• [INFORMATION]
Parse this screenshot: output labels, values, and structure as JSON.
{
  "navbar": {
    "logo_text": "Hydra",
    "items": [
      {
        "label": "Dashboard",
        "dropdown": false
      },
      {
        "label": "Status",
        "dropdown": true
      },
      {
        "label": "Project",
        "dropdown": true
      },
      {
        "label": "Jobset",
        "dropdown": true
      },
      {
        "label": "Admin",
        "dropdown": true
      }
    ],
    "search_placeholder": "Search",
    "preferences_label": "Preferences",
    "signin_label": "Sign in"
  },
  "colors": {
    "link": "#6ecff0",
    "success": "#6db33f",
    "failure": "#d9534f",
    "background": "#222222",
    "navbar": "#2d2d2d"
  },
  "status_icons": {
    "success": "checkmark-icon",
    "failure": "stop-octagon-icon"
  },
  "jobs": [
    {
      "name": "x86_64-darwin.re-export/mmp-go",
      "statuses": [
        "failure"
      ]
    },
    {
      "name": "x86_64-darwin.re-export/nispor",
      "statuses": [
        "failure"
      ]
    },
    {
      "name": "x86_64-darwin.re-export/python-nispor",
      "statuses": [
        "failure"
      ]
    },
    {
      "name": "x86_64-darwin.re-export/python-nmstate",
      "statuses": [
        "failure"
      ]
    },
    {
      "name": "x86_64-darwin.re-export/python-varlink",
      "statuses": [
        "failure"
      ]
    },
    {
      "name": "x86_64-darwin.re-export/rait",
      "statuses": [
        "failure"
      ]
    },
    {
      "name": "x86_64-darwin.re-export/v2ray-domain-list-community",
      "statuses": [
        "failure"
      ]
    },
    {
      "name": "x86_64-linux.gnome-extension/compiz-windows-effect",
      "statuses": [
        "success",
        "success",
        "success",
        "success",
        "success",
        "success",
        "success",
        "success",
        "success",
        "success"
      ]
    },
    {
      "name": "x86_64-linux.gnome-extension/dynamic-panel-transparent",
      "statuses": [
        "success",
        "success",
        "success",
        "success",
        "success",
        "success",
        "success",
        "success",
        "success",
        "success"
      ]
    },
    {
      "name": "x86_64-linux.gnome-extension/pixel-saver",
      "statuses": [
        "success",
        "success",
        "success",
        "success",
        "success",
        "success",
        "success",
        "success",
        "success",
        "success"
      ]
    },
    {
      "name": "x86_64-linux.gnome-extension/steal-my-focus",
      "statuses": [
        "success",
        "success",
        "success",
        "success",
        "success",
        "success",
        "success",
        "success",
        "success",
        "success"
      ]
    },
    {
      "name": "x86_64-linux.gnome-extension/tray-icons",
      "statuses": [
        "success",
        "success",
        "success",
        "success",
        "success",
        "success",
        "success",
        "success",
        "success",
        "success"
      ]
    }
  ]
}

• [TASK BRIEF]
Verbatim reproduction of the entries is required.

• [YOUR RESPONSE]
Parse this screenshot: output labels, values, and structure as JSON.
{
  "navbar": {
    "logo_text": "Hydra",
    "items": [
      {
        "label": "Dashboard",
        "dropdown": false
      },
      {
        "label": "Status",
        "dropdown": true
      },
      {
        "label": "Project",
        "dropdown": true
      },
      {
        "label": "Jobset",
        "dropdown": true
      },
      {
        "label": "Admin",
        "dropdown": true
      }
    ],
    "search_placeholder": "Search",
    "preferences_label": "Preferences",
    "signin_label": "Sign in"
  },
  "colors": {
    "link": "#6ecff0",
    "success": "#6db33f",
    "failure": "#d9534f",
    "background": "#222222",
    "navbar": "#2d2d2d"
  },
  "status_icons": {
    "success": "checkmark-icon",
    "failure": "stop-octagon-icon"
  },
  "jobs": [
    {
      "name": "x86_64-darwin.re-export/mmp-go",
      "statuses": [
        "failure"
      ]
    },
    {
      "name": "x86_64-darwin.re-export/nispor",
      "statuses": [
        "failure"
      ]
    },
    {
      "name": "x86_64-darwin.re-export/python-nispor",
      "statuses": [
        "failure"
      ]
    },
    {
      "name": "x86_64-darwin.re-export/python-nmstate",
      "statuses": [
        "failure"
      ]
    },
    {
      "name": "x86_64-darwin.re-export/python-varlink",
      "statuses": [
        "failure"
      ]
    },
    {
      "name": "x86_64-darwin.re-export/rait",
      "statuses": [
        "failure"
      ]
    },
    {
      "name": "x86_64-darwin.re-export/v2ray-domain-list-community",
      "statuses": [
        "failure"
      ]
    },
    {
      "name": "x86_64-linux.gnome-extension/compiz-windows-effect",
      "statuses": [
        "success",
        "success",
        "success",
        "success",
        "success",
        "success",
        "success",
        "success",
        "success",
        "success"
      ]
    },
    {
      "name": "x86_64-linux.gnome-extension/dynamic-panel-transparent",
      "statuses": [
        "success",
        "success",
        "success",
        "success",
        "success",
        "success",
        "success",
        "success",
        "success",
        "success"
      ]
    },
    {
      "name": "x86_64-linux.gnome-extension/pixel-saver",
      "statuses": [
        "success",
        "success",
        "success",
        "success",
        "success",
        "success",
        "success",
        "success",
        "success",
        "success"
      ]
    },
    {
      "name": "x86_64-linux.gnome-extension/steal-my-focus",
      "statuses": [
        "success",
        "success",
        "success",
        "success",
        "success",
        "success",
        "success",
        "success",
        "success",
        "success"
      ]
    },
    {
      "name": "x86_64-linux.gnome-extension/tray-icons",
      "statuses": [
        "success",
        "success",
        "success",
        "success",
        "success",
        "success",
        "success",
        "success",
        "success",
        "success"
      ]
    }
  ]
}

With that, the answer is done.